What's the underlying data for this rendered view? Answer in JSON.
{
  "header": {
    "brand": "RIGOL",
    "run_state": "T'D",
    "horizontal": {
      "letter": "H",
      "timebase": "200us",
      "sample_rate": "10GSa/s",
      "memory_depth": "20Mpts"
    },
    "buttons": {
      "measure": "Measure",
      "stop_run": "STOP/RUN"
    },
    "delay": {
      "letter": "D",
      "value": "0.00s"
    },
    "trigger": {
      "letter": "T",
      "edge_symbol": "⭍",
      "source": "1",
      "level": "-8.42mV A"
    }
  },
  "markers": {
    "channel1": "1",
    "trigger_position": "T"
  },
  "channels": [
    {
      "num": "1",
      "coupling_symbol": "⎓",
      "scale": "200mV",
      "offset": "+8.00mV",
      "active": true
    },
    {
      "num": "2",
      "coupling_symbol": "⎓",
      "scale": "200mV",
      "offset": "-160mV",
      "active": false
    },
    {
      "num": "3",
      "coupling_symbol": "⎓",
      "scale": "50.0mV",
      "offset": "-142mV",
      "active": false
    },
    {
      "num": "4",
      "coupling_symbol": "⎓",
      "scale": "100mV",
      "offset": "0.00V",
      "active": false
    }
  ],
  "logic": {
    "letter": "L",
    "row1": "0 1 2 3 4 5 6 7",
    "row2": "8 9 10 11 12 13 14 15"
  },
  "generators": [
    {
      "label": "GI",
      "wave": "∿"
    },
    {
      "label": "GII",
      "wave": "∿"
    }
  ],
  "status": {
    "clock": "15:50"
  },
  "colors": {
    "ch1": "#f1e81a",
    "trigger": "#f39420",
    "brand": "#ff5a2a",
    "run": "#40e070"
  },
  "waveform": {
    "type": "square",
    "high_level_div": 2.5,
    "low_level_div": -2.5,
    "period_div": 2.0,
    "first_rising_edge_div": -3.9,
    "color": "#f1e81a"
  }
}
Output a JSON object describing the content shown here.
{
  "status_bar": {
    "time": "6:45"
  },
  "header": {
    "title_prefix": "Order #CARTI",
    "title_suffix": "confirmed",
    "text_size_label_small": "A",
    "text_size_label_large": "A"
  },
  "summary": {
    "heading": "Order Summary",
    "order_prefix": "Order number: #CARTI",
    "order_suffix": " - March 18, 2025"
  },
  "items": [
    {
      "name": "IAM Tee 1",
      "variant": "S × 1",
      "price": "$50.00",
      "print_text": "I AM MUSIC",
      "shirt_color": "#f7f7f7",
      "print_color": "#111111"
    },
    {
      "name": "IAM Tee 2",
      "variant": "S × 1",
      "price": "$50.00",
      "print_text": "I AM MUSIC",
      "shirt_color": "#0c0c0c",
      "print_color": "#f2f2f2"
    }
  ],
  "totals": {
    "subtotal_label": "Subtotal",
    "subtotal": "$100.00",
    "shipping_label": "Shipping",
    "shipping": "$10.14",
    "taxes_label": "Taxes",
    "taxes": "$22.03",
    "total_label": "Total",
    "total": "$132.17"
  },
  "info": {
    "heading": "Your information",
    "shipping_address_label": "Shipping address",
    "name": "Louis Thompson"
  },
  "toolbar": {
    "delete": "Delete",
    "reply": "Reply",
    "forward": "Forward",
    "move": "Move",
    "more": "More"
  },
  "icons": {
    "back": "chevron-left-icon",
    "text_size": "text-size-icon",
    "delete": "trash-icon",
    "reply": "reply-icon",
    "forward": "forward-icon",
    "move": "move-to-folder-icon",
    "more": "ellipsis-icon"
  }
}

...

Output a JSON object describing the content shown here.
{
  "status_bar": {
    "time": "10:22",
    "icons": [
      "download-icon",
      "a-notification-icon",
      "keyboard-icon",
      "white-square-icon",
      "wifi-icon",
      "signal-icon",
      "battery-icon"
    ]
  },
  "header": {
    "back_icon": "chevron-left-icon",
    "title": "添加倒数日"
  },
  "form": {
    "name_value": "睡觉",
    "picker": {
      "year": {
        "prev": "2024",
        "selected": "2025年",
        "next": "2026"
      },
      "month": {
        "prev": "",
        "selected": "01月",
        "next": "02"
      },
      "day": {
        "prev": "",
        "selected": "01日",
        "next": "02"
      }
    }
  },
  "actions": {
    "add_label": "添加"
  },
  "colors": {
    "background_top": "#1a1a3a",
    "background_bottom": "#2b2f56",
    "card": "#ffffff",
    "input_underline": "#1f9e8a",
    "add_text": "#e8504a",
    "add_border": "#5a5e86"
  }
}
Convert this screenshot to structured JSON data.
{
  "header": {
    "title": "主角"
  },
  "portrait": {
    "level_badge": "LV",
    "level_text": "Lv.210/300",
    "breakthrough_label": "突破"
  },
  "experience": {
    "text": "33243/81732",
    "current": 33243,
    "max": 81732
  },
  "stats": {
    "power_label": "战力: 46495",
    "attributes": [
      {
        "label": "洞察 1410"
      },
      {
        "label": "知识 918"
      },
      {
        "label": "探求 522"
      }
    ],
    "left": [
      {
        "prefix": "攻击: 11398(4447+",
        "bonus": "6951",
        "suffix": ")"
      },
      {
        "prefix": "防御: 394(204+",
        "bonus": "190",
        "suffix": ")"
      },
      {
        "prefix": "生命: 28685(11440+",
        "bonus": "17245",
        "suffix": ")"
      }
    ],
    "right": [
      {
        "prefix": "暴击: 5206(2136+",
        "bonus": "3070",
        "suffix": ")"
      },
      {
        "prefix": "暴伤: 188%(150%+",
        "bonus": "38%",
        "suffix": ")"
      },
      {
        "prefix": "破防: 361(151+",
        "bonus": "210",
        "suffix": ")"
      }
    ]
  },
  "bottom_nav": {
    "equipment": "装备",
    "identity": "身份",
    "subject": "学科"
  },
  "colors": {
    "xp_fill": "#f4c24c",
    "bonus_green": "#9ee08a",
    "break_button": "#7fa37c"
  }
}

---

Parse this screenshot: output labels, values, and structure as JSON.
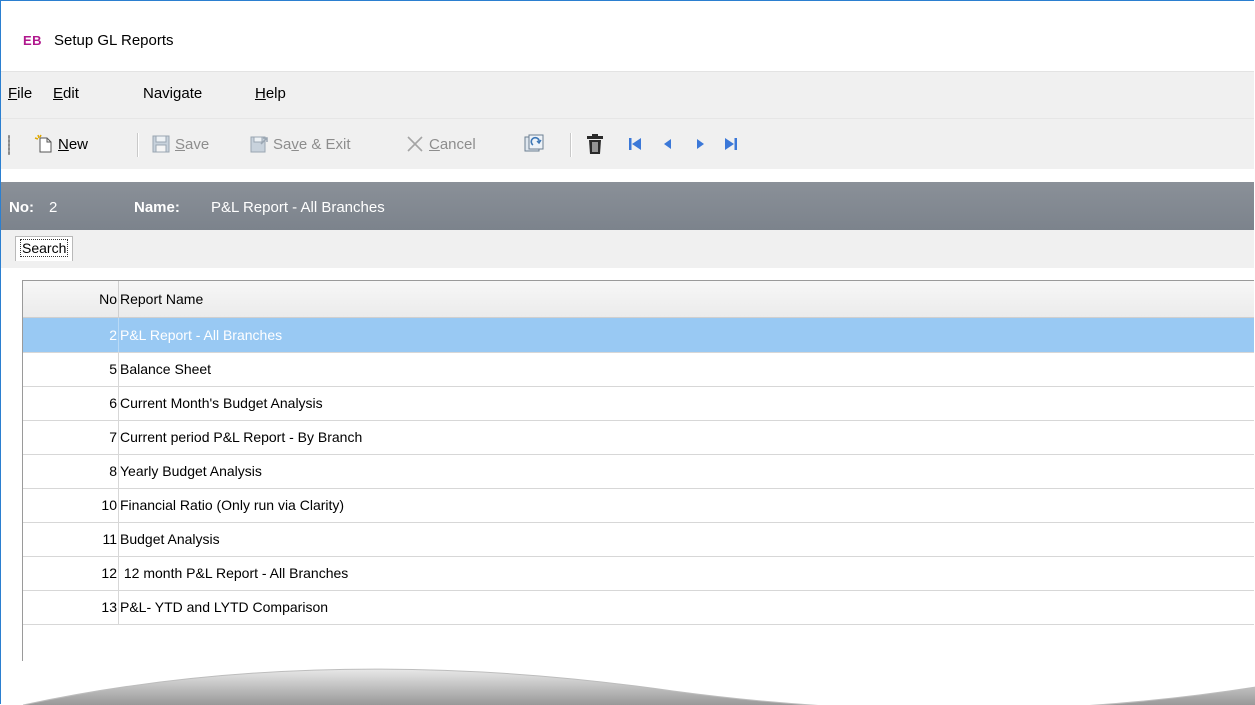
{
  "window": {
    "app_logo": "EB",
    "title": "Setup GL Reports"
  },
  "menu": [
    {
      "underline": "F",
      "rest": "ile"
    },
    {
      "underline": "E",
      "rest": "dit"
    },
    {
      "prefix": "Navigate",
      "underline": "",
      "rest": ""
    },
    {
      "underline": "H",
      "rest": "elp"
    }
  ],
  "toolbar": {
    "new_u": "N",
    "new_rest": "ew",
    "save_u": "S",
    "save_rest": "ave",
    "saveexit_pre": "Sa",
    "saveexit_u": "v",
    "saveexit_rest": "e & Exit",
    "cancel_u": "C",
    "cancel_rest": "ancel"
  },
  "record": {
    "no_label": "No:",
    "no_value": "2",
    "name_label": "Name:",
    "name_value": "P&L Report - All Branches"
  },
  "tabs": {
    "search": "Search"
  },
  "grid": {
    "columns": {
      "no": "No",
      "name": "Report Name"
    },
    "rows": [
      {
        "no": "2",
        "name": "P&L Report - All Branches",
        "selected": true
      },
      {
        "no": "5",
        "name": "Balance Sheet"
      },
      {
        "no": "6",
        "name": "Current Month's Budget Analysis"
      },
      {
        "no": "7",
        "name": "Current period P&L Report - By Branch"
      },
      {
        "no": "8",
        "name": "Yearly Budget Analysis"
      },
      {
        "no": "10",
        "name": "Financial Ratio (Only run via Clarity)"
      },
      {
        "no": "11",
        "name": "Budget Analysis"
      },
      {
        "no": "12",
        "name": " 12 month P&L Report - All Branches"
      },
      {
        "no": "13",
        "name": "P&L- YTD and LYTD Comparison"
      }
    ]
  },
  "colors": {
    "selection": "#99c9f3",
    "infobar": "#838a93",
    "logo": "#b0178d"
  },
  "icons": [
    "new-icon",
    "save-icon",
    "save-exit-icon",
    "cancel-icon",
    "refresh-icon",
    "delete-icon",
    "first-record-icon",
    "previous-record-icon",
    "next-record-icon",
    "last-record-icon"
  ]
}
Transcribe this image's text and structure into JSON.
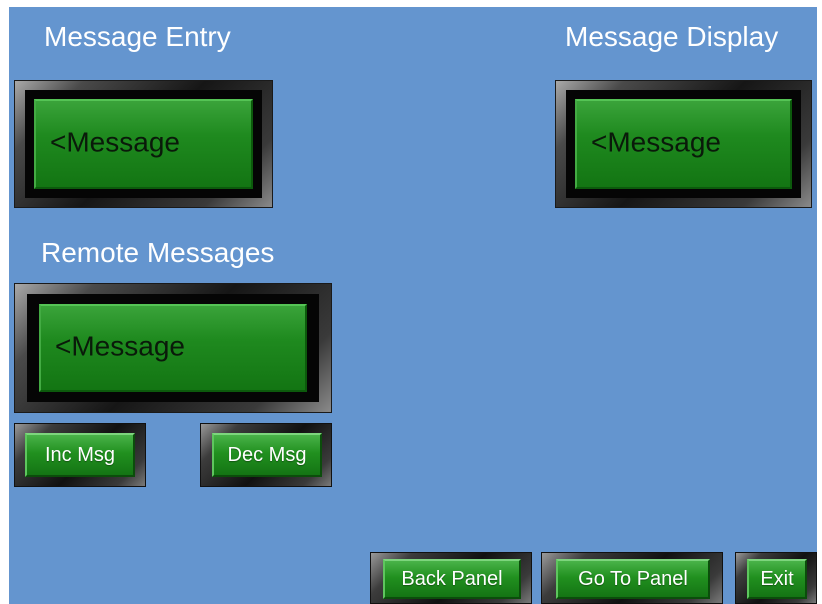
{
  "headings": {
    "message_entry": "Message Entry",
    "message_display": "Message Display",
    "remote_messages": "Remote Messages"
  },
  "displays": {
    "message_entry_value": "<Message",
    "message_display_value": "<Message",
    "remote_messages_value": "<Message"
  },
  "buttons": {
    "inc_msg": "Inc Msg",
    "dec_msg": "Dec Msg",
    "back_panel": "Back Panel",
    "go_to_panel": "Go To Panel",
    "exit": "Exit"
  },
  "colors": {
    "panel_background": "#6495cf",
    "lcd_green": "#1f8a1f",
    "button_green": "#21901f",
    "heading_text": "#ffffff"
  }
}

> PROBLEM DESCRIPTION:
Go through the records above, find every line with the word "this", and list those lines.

> FINAL ANSWER:
What's the underlying data for this rendered view? Answer in JSON.
Convert this screenshot to structured JSON data.
Parse this screenshot: output labels, values, and structure as JSON.
Transcribe this image's text and structure into JSON.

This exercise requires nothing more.